Click here to read more about bird navigation in this 2008 article entitled Compass Errors.
(photo of a Suunto compass from the Suunto website)
Here’s something I learned by being fooled: River otters can sound like birds.
I found this out in Belfast, Maine one summer when my husband and I walked across the footbridge in the evening. The Passagassawakeag River was beautiful at sunset as the birds gathered to roost and a family of river otters swam at the Belfast shore.
We were on the other side of the bridge when I heard a loud bird chirping. What bird was that? Intrigued, I approached the sound to find out.
For the life of me I could not find that bird. Its voice echoed under the bridge but no songbird was down there. Finally I realized the sound came from the otters. They were whistling to each other.
This recording from the University of Utah’s streaming library is close to what they sounded like:
Who knew that river otters could sound like birds?!
(photo by David Stanley via Wikimedia Commons. Click on the image to see the original)

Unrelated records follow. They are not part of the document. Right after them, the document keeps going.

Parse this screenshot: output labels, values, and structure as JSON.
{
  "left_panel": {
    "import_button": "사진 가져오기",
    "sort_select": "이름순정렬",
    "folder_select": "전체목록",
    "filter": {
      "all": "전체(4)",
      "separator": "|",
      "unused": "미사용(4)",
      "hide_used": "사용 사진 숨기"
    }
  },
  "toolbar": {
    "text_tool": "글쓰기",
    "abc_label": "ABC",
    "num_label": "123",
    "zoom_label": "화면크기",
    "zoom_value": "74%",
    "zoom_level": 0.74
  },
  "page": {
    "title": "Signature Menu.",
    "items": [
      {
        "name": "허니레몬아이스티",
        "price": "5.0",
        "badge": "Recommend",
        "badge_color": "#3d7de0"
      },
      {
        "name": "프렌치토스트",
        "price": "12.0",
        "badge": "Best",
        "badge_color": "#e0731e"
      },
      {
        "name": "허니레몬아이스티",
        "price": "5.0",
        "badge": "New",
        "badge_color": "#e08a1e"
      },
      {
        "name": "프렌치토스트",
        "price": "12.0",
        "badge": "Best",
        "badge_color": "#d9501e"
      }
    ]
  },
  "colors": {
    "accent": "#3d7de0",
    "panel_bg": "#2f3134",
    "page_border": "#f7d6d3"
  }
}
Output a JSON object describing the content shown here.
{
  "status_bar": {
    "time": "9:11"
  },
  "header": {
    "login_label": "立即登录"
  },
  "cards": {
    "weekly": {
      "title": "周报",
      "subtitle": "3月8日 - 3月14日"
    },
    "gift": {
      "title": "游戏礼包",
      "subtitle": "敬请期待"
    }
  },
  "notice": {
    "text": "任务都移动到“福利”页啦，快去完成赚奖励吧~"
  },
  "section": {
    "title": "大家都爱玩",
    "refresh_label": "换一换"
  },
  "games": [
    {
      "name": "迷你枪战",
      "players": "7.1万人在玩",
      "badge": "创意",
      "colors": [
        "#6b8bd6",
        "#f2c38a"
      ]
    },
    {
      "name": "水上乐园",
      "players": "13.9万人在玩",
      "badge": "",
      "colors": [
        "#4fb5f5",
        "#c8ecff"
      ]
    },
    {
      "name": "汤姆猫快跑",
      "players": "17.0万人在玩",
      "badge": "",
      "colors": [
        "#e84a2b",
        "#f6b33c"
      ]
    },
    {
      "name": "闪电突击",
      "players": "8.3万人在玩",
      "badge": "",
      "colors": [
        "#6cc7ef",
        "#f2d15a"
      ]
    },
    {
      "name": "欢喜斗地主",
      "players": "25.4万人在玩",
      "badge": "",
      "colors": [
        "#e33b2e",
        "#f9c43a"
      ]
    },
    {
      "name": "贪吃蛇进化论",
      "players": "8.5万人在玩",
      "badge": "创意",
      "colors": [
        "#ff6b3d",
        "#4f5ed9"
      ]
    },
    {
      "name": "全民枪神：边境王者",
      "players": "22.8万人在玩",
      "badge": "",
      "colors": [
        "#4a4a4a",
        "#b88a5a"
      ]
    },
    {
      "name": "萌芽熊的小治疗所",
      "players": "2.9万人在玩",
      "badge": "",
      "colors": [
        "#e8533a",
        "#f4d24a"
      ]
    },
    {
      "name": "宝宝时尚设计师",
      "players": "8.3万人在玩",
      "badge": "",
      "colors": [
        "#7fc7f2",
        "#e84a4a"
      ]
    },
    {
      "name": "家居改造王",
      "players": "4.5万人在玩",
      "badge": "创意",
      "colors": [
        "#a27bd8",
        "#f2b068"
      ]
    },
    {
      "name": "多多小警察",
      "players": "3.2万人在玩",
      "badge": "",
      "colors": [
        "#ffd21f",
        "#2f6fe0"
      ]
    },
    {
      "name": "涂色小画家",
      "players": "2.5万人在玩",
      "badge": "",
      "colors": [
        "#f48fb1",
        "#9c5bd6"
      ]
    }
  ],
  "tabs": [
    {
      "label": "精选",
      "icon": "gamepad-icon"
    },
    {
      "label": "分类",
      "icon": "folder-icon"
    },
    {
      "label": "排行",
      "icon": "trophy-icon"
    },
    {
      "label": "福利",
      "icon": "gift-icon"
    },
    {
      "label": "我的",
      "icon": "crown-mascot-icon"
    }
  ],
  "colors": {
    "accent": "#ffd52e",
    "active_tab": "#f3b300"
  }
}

Migrating songbirds need your help in the Pittsburgh area.
Last spring while traveling north, this wood thrush found himself in a hall of mirrors … and he hit one … a window in Downtown Pittsburgh. Fortunately his stunned body was found by a BirdSafe Pittsburgh volunteer who kept him safe and quiet until he recovered. In this photo he was about to be released at Allegheny Cemetery by Matt Webb.
Fall migration is underway and nighttime migrants are again lured to our city lights and vulnerable to window kills. Each year up to 1 billion birds die by hitting windows in the U.S. BirdSafe Pittsburgh is ramping up to rescue ours. They need your help.
Across North America BirdSafe projects mobilize volunteers to walk city routes at dawn, looking for stunned or dead birds. Stunned birds are rescued. All birds are counted. Last spring the Pittsburgh project confirmed what other cities know: that wood thrushes and ovenbirds are the most vulnerable to window kills.
This fall the focus will still be on Downtown but program coordinator Matt Webb says you can create your own route near your home or office if you wish. 48% of collisions happen on residential structures so it’s just as important to collect data in a residential area. Contact Matt at email@example.com or call (412)53-AVIAN if you want to explore this option.
Better yet, learn what to do and get some hands on experience at the kick-off walk this Sunday, September 7 at 6:00am at PPG Plaza. Click here for directions and PPG parking garage information or use on-street parking for free until 8:00am.
For more information, contact Matt Webb at firstname.lastname@example.org or (412)53-AVIAN.
(photo of rescued wood thrush by Matt Web)